I’ve been mulling for weeks the notion that the Westminster-style of Parliamentary government has not served Jamaica well. I’ve never been impressed by governments made up of elected representatives. I saw it in Britain for decades. However, the reasons for not liking it in the UK are not the same as those that prevail in Jamaica.
The fact that many elected politicians in the British Parliament are relatively intelligent, often highly qualified, often with excellent experience in other fields, does not justify having governments made up principally of those elected to represent geographical constituents.
In the Westminster-style system, No MP is elected to be a government minister. Party leaders are elected to represent a constituency, but on the expectation that they will form governments; but they are not constitutionally obliged to make them up from the body of MPs.
We have plenty of examples where important British Cabinet positions were filled by unelected representatives, who were usually already in, or ‘elevated’ to, the upper house, the House of Lords, and then parachuted into the ranks of Government ministers. So, Britain, during the Thatcher administrations ion the 1970s/80s, had, for example, an excellent foreign minister in the form of Lord Peter Carrington (a politician and peer, who’d also served in governments during the 1950s). In the 1960s, Harold Wilson appointed Frank Cousins (a trade union leader) and Partick Gordon Walker (a politician who did not win a seat in the 1964, but who was able to win a by-election in 1965) to be Cabinet members.
But, the Westminster-style system uses government positions as part of the ‘spoils’ system that often prevails in politics. So, the fact that government members will be chosen from the party with the largest number of elected representatives, means that government positions are easily seen as rewards.
The USA demonstrates, albeit with a presidential and federal system, that Cabinets without elected officials can make effective governments. Its elected representatives in the House of Representatives and the Senate are not usually vying for positions in government. In fact, if elected officials are chosen to be in the President’s Cabinet, they vacate their elected seats. The person elected as President chooses Cabinet members who can deliver policy results, and generally work with nationally elected representatives to pilot through legislation. They have no mandate other than that given by their approval by Congress.
Jamaica has had the misfortune of its elected political spoils spilling over into bad government. The potential conflicts of interest with a government minister needing to pander to the needs of his or her electoral base are often evident.
Jamaica has also not been blessed by having its brightest and best vying for elected office, either because they do not put themselves forward or because they lose electoral battles. So, the stock of MPs is clearly far from the best bunch from which to choose.

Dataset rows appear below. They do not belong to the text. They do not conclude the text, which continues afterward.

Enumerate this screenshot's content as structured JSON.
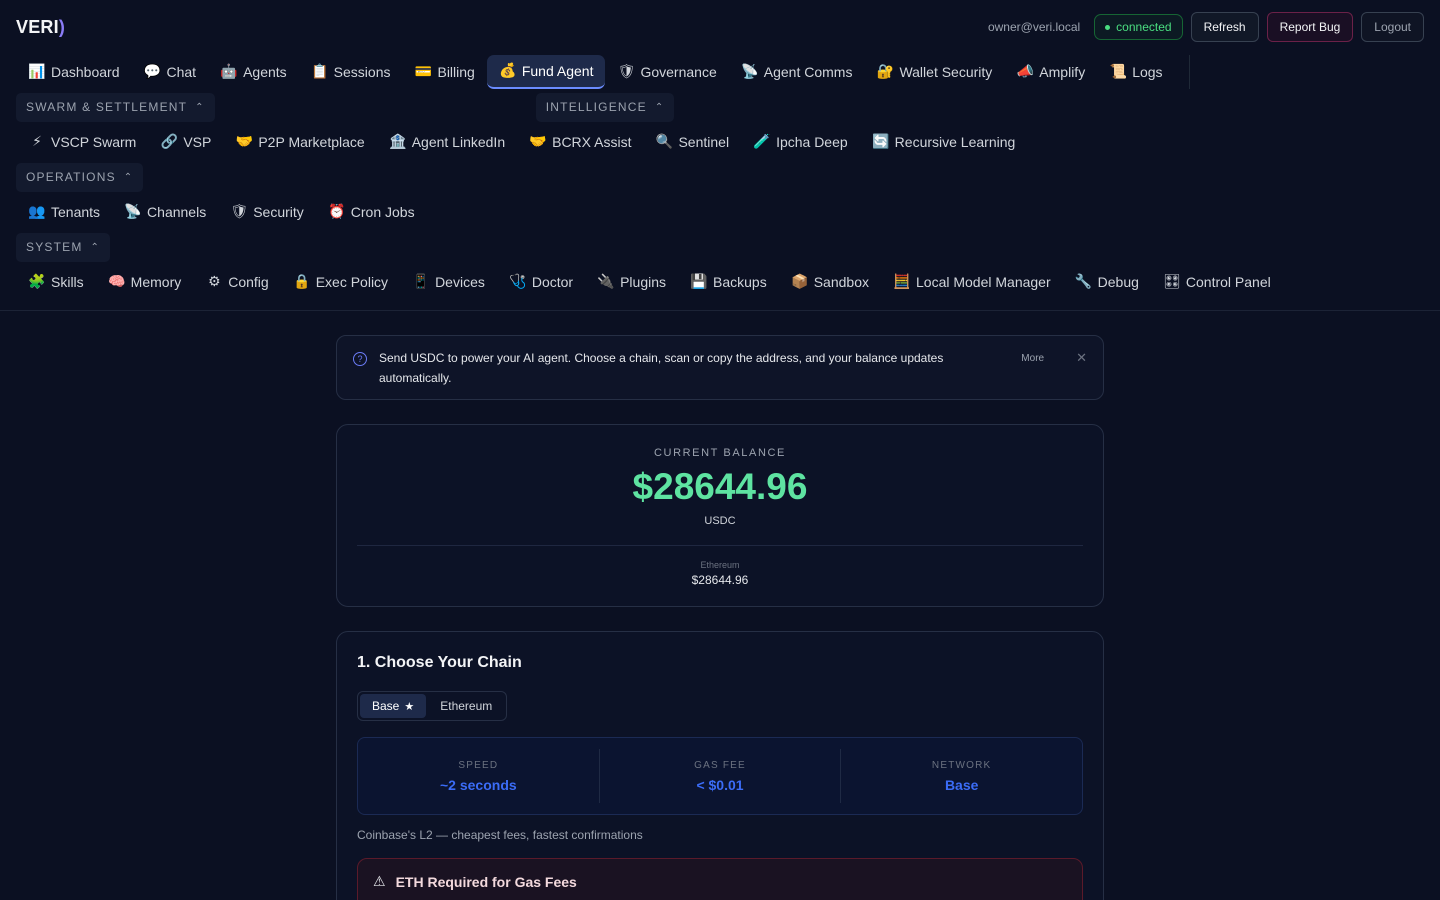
{
  "header": {
    "logo_main": "VERI",
    "logo_paren": ")",
    "email": "owner@veri.local",
    "status": "connected",
    "refresh_label": "Refresh",
    "report_bug_label": "Report Bug",
    "logout_label": "Logout"
  },
  "nav": {
    "primary": [
      {
        "icon": "📊",
        "label": "Dashboard"
      },
      {
        "icon": "💬",
        "label": "Chat"
      },
      {
        "icon": "🤖",
        "label": "Agents"
      },
      {
        "icon": "📋",
        "label": "Sessions"
      },
      {
        "icon": "💳",
        "label": "Billing"
      },
      {
        "icon": "💰",
        "label": "Fund Agent"
      },
      {
        "icon": "🛡",
        "label": "Governance"
      },
      {
        "icon": "📡",
        "label": "Agent Comms"
      },
      {
        "icon": "🔐",
        "label": "Wallet Security"
      },
      {
        "icon": "📣",
        "label": "Amplify"
      },
      {
        "icon": "📜",
        "label": "Logs"
      }
    ],
    "groups": {
      "swarm": "SWARM & SETTLEMENT",
      "intelligence": "INTELLIGENCE",
      "operations": "OPERATIONS",
      "system": "SYSTEM"
    },
    "swarm_items": [
      {
        "icon": "⚡",
        "label": "VSCP Swarm"
      },
      {
        "icon": "🔗",
        "label": "VSP"
      },
      {
        "icon": "🤝",
        "label": "P2P Marketplace"
      },
      {
        "icon": "🏦",
        "label": "Agent LinkedIn"
      },
      {
        "icon": "🤝",
        "label": "BCRX Assist"
      },
      {
        "icon": "🔍",
        "label": "Sentinel"
      },
      {
        "icon": "🧪",
        "label": "Ipcha Deep"
      },
      {
        "icon": "🔄",
        "label": "Recursive Learning"
      }
    ],
    "operations_items": [
      {
        "icon": "👥",
        "label": "Tenants"
      },
      {
        "icon": "📡",
        "label": "Channels"
      },
      {
        "icon": "🛡",
        "label": "Security"
      },
      {
        "icon": "⏰",
        "label": "Cron Jobs"
      }
    ],
    "system_items": [
      {
        "icon": "🧩",
        "label": "Skills"
      },
      {
        "icon": "🧠",
        "label": "Memory"
      },
      {
        "icon": "⚙",
        "label": "Config"
      },
      {
        "icon": "🔒",
        "label": "Exec Policy"
      },
      {
        "icon": "📱",
        "label": "Devices"
      },
      {
        "icon": "🩺",
        "label": "Doctor"
      },
      {
        "icon": "🔌",
        "label": "Plugins"
      },
      {
        "icon": "💾",
        "label": "Backups"
      },
      {
        "icon": "📦",
        "label": "Sandbox"
      },
      {
        "icon": "🧮",
        "label": "Local Model Manager"
      },
      {
        "icon": "🔧",
        "label": "Debug"
      },
      {
        "icon": "🎛",
        "label": "Control Panel"
      }
    ]
  },
  "info": {
    "text": "Send USDC to power your AI agent. Choose a chain, scan or copy the address, and your balance updates automatically.",
    "more": "More",
    "close": "✕"
  },
  "balance": {
    "label": "CURRENT BALANCE",
    "amount": "$28644.96",
    "unit": "USDC",
    "chain_name": "Ethereum",
    "chain_amount": "$28644.96",
    "accent_color": "#5ee3a1"
  },
  "chain": {
    "title": "1. Choose Your Chain",
    "tabs": [
      {
        "label": "Base",
        "star": "★"
      },
      {
        "label": "Ethereum"
      }
    ],
    "stats": [
      {
        "label": "SPEED",
        "value": "~2 seconds"
      },
      {
        "label": "GAS FEE",
        "value": "< $0.01"
      },
      {
        "label": "NETWORK",
        "value": "Base"
      }
    ],
    "description": "Coinbase's L2 — cheapest fees, fastest confirmations",
    "warning_title": "ETH Required for Gas Fees"
  }
}
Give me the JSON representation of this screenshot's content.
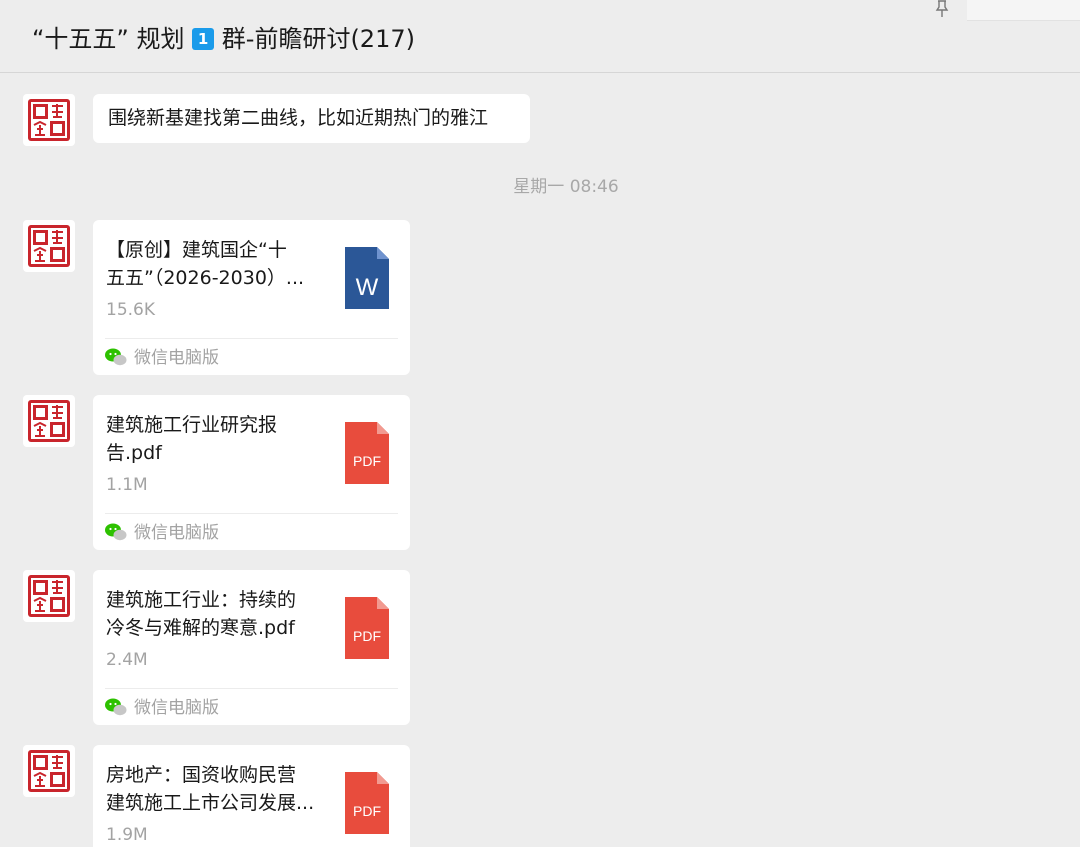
{
  "header": {
    "title_prefix": "“十五五” 规划",
    "badge": "1",
    "title_suffix": "群-前瞻研讨(217)"
  },
  "messages": {
    "text_message": "围绕新基建找第二曲线，比如近期热门的雅江",
    "timestamp": "星期一 08:46",
    "files": [
      {
        "name": "【原创】建筑国企“十\n五五”（2026-2030）...",
        "size": "15.6K",
        "type_label": "W",
        "icon": "word-file-icon",
        "source": "微信电脑版"
      },
      {
        "name": "建筑施工行业研究报\n告.pdf",
        "size": "1.1M",
        "type_label": "PDF",
        "icon": "pdf-file-icon",
        "source": "微信电脑版"
      },
      {
        "name": "建筑施工行业：持续的\n冷冬与难解的寒意.pdf",
        "size": "2.4M",
        "type_label": "PDF",
        "icon": "pdf-file-icon",
        "source": "微信电脑版"
      },
      {
        "name": "房地产：国资收购民营\n建筑施工上市公司发展...",
        "size": "1.9M",
        "type_label": "PDF",
        "icon": "pdf-file-icon",
        "source": "微信电脑版"
      }
    ]
  },
  "colors": {
    "background": "#ededed",
    "bubble": "#ffffff",
    "badge": "#1a9bea",
    "word_icon": "#2b5797",
    "pdf_icon": "#e84c3d",
    "seal_red": "#c9252c",
    "wechat_green": "#2dc100"
  },
  "icons": {
    "avatar": "red-seal-avatar-icon",
    "pin": "pin-icon",
    "source": "wechat-logo-icon"
  }
}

That’s acknowledged by the fact that many recent Cabinets have been filled with ministers who are from the unelected Senate. In the current PNP administration, the ministers of foreign affairs and justice are prime examples. In previous JLP administrations, Don Wehby, a senior executive of GraceKennedy Ltd., was appointed as minister without portfolio in the ministry of finance and public service.
Should we consider changing the system, to something similar to the US administration?
Our ‘spoils system’ has been put on a different level because of the intense tribalism of electoral politics. So, almost inevitably, party supporters expect ‘their government’ to deliver largesse when in power. That is better secured through a system where MPs make up government. But, that’s a zero-sum game through which the overall benefits of the country have been sacrificed over decades to the whims of partisanship.
Coalition government, especially if based on a change of voting to proportional representation, may work against some of the partisanship, but it would still exist at the core of chosen MPs.
Governments without MPs need not be governments that are non-partisan. It’s too easy to fill Senate positions with party faithfuls, in much the way that they find their ways into the leadership of public agencies.
But, would a move away from choosing MPs to govern facilitate a move towards thinking in ways that governments are formed that are less partisan?
I have to mull some more.